This was a wonderful read! I almost read the whole book in one sitting but a pesky little thing called sleep won out.

Breathing Room takes place in 1940 at a sanitarium for tuberculosis patients. 13 year old Evvy has to leave everyone and everything she knows in order to get well. At Loon Lake Sanitorium in Minnesota, she is housed with other girls her age in a ward where the biggest rule is to rest. This means no talking, walking, or even going to the bathroom. (Can you say metal bedpans?) Stoic
I can't believe I'm the first to have read this book on GoodReads! What a great book--a well crafted story based on such a scary time period for those who suffered with TB. I was totally engrossed and developed a bond with the characters. Tear jerker for sure, as many do not survive TB. Story is about girls living in a sanatorium, in order to heal and to prevent exposure to others as TB was a highly contagious disease in 1940. The boredom that was their daily existence as REST was one of
« previous 1 3 4 5 6 7 8 9 57 58 next »
topics  posts  views  last activity   
Dent Book Challen...: Breathing Room by Marsha Hayles 1 1 Apr 15, 2015 12:07PM  
  • A Thunderous Whisper
  • A Diamond in the Desert
  • Duke
  • Crow
  • The Unfortunate Son
  • Shadow on the Mountain
  • Sylvia & Aki
  • Bill the Boy Wonder: The Secret Co-Creator of Batman
  • Twelve Kinds of Ice
  •  Beholding Bee
  • P.S. Be Eleven (Gaither Sisters, #2)
  • The Great Trouble: A Mystery of London, the Blue Death, and a Boy Called Eel
  • Child of the Mountains
  • Fourmile
  • Every Day After
  • Invincible Microbe: Tuberculosis and the Never-Ending Search for a Cure
  • Chuck Close: Face Book
  • Sophia's War: A Tale of the Revolution
Marsha Hayles is the author of many picture books and now a novel for young people. Her picture books frequently make use of rhyme and playful language, and range in topic from celebrating a day at the beach to suffering sore feet. Her novel Breathing Room is about girls suffering from tuberculosis at a sanatorium in 1940 and reflects her life-long interest in medicine, inspired, in part, by her c ...more
More about Marsha Hayles...
Bunion Burt Pajamas Anytime He Saves the Day Beach Play The Feathered Crown

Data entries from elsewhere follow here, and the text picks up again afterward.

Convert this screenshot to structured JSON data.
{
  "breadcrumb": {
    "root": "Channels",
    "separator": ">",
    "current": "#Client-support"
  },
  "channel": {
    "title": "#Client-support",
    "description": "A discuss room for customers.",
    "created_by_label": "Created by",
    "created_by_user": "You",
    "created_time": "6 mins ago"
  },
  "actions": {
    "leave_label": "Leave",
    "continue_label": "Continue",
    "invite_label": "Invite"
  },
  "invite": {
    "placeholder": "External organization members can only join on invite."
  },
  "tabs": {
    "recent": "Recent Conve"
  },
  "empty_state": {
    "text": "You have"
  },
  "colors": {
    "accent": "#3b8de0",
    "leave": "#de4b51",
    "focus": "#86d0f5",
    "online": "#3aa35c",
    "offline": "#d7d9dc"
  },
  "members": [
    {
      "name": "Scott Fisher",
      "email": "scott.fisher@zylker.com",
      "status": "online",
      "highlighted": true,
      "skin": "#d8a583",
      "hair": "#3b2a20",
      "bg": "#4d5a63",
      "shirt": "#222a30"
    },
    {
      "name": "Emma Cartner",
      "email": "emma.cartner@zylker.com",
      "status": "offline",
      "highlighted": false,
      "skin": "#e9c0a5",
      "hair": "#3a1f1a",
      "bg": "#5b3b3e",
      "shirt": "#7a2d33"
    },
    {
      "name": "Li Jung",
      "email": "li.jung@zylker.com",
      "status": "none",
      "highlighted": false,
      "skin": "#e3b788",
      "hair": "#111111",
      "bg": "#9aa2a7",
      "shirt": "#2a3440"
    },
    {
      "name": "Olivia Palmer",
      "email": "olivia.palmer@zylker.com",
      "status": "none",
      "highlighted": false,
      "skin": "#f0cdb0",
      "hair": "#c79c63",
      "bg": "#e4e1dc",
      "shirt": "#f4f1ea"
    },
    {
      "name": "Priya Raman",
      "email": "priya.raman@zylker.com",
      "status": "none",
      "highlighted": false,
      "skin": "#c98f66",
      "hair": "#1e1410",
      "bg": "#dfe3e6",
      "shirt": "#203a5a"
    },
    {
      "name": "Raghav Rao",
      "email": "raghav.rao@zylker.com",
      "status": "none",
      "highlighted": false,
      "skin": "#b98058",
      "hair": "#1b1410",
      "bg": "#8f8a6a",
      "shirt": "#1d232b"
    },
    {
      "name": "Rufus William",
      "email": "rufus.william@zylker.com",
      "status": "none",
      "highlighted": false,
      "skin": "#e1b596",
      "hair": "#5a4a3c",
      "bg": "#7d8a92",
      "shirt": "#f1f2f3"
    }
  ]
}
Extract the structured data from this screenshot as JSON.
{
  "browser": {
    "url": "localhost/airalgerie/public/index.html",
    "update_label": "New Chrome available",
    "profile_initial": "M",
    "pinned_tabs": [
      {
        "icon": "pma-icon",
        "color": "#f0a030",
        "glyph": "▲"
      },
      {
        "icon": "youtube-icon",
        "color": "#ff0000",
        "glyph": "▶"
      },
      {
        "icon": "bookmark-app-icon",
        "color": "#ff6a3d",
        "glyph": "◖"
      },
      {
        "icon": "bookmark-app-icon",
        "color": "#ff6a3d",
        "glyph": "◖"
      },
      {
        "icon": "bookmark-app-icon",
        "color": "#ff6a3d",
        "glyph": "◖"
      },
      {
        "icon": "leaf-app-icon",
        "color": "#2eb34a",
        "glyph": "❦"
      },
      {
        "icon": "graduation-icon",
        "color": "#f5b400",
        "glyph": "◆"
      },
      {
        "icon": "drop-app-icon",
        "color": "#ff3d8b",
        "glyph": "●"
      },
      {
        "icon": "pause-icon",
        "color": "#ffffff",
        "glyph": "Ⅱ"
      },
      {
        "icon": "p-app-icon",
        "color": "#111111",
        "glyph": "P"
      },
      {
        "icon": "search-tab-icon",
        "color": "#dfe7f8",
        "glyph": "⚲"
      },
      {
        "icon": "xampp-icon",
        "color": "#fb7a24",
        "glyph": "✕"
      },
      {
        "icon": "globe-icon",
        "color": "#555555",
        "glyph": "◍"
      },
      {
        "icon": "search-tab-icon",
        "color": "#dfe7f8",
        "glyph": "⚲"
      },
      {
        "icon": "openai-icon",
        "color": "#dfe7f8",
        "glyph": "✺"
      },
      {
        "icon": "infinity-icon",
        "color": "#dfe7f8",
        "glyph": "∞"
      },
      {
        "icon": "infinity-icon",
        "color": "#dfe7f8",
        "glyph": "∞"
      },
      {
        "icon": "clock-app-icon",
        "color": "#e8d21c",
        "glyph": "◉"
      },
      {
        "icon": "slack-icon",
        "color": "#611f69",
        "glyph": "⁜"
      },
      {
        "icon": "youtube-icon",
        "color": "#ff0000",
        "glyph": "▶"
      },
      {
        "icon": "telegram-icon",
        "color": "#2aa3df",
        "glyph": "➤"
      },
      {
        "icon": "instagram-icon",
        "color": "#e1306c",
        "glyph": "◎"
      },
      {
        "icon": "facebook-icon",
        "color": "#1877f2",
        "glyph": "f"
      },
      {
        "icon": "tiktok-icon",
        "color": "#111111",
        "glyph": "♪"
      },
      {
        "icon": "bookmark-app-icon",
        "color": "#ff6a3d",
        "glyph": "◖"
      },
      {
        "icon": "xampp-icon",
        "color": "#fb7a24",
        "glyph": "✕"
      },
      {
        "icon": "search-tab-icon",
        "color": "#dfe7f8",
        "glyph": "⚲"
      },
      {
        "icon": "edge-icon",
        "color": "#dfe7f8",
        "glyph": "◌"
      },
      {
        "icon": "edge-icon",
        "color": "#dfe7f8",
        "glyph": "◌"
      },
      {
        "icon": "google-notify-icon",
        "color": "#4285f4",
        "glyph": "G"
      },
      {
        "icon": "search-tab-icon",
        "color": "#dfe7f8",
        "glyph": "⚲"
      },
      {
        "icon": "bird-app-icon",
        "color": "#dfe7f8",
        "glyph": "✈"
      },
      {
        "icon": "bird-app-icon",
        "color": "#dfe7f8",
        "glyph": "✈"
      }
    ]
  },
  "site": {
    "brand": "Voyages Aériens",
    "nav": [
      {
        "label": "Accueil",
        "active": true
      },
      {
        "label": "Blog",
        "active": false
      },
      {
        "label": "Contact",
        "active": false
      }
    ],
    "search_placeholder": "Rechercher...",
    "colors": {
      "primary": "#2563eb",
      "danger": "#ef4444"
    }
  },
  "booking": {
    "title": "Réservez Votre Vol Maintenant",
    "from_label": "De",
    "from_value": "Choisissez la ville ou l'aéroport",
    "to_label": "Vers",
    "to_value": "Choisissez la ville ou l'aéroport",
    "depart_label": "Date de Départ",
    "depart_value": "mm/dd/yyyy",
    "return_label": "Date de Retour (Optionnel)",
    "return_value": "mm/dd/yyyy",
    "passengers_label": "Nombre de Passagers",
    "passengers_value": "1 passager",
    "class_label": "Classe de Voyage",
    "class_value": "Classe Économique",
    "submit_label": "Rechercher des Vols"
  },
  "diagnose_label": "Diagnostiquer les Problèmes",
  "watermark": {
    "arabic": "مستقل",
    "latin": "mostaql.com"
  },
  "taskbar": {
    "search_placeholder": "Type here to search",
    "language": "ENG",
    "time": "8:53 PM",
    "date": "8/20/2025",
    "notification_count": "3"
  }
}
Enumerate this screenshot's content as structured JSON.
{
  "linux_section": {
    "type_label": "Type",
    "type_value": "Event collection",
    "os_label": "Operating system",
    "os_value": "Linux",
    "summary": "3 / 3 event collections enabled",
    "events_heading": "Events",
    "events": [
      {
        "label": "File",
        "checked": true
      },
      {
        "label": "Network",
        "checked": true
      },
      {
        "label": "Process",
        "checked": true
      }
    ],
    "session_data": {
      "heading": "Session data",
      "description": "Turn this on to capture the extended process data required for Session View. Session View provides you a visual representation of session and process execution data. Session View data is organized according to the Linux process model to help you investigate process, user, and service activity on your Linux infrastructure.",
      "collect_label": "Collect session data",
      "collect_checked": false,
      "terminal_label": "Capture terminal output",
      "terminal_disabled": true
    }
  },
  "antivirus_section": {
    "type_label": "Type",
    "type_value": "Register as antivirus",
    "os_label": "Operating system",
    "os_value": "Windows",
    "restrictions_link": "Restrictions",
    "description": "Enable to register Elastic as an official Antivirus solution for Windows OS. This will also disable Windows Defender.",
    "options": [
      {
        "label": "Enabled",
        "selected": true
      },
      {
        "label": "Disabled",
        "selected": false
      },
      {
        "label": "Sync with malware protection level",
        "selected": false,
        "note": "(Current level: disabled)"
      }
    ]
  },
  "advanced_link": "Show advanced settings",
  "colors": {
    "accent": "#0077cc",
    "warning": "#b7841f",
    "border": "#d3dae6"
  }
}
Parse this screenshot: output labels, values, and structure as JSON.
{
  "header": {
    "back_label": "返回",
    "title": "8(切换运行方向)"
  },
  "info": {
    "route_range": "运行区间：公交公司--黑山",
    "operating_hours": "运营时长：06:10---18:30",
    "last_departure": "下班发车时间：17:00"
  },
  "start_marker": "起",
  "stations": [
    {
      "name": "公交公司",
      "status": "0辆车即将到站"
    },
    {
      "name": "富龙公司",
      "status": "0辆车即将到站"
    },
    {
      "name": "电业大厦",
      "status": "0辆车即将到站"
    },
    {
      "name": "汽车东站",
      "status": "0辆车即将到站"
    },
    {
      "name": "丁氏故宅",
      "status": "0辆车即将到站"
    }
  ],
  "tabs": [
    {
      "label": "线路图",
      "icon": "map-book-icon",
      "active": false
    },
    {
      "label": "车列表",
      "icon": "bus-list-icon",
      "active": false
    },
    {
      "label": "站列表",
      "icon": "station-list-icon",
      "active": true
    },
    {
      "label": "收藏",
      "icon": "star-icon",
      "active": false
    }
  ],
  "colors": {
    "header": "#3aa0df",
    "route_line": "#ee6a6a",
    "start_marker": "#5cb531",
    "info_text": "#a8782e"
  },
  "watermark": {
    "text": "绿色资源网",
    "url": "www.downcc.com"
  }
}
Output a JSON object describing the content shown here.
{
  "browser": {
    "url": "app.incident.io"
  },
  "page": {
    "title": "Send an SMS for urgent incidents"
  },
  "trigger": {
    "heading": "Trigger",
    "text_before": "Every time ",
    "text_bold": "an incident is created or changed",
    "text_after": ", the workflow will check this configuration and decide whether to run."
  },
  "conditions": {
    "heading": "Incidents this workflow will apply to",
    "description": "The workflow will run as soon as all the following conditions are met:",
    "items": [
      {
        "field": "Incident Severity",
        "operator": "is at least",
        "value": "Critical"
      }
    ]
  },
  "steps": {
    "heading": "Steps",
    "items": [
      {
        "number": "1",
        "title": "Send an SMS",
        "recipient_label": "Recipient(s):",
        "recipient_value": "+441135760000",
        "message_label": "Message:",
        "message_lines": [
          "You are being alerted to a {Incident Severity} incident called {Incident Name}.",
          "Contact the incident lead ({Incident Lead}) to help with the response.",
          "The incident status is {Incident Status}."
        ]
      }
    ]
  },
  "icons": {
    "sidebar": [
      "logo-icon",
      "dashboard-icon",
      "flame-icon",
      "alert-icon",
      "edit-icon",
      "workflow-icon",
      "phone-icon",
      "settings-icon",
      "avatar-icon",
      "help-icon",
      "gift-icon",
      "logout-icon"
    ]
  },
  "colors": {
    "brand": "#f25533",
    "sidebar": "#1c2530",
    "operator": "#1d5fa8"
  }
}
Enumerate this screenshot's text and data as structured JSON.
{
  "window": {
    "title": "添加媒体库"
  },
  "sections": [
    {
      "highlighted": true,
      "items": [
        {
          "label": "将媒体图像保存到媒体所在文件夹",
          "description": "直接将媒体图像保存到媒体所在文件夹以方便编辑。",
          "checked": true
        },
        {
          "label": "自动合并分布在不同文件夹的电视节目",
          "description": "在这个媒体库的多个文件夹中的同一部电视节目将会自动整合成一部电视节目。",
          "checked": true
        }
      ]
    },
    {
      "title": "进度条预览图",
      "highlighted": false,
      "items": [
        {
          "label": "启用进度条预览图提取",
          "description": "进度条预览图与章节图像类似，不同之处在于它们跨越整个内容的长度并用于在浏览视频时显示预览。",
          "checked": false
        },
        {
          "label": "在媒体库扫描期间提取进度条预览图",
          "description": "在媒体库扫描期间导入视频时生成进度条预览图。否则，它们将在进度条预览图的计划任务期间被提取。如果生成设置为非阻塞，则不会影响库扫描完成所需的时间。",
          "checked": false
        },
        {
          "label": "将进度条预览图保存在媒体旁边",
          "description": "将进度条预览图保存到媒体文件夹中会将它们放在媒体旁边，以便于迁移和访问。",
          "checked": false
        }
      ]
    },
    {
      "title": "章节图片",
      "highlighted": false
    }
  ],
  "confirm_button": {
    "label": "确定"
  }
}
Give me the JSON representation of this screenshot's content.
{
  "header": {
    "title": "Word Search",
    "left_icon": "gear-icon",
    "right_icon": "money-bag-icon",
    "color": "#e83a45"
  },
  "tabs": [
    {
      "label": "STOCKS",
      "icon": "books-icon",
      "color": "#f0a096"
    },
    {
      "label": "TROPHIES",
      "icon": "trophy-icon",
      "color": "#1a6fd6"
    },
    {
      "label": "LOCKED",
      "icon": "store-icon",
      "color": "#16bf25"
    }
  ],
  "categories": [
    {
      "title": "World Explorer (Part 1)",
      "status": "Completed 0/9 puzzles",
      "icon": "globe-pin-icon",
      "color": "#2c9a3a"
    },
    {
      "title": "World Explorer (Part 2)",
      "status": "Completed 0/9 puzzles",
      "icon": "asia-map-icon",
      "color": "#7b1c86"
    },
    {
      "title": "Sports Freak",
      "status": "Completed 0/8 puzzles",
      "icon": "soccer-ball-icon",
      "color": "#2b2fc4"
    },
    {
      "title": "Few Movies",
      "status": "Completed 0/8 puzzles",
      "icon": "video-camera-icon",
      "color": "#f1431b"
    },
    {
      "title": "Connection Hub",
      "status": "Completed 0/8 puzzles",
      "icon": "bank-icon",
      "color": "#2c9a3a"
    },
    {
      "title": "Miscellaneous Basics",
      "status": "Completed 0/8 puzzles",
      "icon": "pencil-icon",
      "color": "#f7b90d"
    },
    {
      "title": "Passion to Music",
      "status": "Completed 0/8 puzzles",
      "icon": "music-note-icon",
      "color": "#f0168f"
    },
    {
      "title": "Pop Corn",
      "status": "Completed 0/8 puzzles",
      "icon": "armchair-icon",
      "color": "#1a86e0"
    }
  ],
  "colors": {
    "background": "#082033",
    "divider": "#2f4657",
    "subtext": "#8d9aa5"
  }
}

Share This Book

No trivia or quizzes yet. Add some now »